§ GIVEN DATA
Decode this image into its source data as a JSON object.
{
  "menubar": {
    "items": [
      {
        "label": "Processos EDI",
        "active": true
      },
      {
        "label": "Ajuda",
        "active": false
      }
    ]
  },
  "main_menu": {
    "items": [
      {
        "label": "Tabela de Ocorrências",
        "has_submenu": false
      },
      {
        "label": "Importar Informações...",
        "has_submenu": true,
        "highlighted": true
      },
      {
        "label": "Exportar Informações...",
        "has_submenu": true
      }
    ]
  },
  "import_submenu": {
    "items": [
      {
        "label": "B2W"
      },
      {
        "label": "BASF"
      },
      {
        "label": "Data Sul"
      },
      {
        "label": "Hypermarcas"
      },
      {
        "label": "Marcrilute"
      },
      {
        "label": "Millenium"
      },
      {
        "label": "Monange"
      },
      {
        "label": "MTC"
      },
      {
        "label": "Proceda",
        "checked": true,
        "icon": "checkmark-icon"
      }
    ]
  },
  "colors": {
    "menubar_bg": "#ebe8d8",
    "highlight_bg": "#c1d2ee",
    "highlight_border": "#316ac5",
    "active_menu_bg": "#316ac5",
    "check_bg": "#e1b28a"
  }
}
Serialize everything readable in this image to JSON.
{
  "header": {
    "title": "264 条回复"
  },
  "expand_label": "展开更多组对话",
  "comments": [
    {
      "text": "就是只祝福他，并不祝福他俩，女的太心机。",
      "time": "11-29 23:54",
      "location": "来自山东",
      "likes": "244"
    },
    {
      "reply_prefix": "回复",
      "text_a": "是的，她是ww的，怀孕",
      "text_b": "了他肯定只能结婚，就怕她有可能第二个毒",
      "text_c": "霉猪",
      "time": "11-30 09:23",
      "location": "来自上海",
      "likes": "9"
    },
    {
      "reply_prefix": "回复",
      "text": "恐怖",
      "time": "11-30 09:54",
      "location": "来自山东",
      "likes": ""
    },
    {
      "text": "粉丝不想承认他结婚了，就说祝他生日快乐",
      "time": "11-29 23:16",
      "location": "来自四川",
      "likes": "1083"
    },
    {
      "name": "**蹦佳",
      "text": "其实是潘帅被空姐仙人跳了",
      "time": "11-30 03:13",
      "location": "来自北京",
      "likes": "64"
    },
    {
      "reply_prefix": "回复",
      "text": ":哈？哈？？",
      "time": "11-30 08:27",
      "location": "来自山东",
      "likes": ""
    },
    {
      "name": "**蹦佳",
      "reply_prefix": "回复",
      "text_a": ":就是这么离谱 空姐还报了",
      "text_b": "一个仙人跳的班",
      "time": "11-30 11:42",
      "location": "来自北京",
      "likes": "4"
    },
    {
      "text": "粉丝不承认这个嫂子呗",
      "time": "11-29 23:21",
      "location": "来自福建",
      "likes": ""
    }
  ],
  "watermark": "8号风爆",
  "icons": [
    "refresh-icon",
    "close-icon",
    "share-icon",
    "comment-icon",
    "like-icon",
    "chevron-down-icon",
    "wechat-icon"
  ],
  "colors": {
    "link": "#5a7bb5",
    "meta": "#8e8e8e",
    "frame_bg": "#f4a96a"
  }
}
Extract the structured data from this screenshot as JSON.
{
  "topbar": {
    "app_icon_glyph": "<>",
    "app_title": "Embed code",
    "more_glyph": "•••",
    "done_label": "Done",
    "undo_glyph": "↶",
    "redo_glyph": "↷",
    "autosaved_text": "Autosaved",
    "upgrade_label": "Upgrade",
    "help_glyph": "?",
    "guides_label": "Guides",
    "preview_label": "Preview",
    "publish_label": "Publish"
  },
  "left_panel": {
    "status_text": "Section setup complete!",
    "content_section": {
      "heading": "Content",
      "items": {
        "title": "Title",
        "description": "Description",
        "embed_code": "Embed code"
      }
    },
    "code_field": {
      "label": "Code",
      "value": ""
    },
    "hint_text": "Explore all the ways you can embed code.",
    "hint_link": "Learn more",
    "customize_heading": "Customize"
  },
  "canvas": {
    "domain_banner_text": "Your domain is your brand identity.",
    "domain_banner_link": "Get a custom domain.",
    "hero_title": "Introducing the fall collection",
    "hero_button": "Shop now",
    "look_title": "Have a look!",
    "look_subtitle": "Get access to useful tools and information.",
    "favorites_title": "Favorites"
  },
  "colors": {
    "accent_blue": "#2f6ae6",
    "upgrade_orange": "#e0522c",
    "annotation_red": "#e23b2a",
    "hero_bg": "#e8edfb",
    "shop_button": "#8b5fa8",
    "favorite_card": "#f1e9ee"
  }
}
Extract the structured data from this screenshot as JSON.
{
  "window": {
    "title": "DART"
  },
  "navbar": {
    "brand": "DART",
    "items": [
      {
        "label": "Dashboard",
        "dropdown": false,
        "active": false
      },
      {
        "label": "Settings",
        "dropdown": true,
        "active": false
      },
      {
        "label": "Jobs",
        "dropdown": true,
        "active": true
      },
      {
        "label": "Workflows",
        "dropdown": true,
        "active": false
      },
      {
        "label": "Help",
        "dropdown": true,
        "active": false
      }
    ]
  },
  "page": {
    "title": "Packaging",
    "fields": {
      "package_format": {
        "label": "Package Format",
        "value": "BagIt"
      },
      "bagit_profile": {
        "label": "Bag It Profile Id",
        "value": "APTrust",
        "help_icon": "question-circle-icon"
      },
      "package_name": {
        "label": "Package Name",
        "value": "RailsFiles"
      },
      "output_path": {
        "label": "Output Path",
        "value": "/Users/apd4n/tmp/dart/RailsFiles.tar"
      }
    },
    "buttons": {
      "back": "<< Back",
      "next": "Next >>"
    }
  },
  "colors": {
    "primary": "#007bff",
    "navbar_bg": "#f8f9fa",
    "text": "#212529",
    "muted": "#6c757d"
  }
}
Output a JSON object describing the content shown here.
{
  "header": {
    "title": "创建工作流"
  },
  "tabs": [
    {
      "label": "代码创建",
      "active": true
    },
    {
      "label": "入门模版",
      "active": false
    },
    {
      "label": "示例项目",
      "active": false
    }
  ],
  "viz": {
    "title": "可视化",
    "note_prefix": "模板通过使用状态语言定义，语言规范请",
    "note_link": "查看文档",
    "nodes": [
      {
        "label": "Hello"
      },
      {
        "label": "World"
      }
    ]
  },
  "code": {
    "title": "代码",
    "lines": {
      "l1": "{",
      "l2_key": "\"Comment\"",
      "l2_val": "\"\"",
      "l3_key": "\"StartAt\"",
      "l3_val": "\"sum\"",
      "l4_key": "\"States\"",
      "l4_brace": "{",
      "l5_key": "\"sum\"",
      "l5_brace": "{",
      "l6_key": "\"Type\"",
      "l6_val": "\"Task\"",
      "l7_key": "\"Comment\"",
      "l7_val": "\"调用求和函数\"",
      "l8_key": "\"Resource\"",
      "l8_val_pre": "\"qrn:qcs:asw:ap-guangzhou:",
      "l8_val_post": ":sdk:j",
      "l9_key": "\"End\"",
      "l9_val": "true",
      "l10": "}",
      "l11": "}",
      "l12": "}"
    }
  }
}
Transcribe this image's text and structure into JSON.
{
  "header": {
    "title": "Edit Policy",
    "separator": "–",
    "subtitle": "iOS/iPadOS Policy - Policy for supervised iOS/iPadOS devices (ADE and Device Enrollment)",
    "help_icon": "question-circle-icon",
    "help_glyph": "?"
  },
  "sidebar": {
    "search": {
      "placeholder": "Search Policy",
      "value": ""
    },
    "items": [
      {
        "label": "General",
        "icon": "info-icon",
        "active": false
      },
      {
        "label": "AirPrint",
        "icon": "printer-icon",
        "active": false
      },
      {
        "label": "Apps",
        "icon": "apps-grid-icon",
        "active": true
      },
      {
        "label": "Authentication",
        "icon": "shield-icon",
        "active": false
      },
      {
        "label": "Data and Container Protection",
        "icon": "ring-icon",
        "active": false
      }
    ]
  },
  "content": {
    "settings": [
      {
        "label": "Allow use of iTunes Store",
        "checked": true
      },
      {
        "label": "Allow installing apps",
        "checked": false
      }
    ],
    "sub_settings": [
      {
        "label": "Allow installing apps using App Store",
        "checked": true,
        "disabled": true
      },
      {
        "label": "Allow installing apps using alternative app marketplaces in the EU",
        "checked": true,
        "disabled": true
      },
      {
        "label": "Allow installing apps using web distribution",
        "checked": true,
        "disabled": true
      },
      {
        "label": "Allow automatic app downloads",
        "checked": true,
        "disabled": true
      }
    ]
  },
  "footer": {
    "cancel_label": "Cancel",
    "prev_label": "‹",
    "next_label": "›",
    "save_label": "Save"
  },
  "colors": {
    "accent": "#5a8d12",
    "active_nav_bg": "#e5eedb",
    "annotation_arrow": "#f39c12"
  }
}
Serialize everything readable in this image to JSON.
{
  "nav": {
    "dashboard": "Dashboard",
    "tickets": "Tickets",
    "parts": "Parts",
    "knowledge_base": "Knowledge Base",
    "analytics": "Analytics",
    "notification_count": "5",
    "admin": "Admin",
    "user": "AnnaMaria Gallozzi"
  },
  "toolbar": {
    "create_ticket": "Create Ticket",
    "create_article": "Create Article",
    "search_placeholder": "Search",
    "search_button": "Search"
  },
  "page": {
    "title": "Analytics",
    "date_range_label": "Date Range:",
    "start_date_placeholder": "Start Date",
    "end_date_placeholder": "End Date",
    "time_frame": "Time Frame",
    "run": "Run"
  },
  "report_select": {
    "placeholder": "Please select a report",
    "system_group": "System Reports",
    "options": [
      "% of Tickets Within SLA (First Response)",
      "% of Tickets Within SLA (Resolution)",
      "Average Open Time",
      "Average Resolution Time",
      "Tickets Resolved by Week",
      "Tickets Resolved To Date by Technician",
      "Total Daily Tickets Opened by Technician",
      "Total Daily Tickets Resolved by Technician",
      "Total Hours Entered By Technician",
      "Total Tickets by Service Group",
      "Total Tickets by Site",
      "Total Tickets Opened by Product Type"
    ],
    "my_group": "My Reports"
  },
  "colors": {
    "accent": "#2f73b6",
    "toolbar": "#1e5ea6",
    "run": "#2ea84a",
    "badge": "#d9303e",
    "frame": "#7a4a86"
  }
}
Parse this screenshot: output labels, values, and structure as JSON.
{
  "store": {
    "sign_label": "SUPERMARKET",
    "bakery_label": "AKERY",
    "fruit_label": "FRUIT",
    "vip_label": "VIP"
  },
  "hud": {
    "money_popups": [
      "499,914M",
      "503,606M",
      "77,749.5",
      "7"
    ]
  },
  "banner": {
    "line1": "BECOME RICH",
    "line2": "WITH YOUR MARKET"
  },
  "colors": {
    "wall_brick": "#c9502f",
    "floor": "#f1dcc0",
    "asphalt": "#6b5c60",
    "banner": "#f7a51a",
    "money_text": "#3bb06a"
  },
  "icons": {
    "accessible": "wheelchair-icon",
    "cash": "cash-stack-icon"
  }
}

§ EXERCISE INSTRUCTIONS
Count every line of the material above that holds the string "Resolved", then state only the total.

§ RESPONSE BOX
3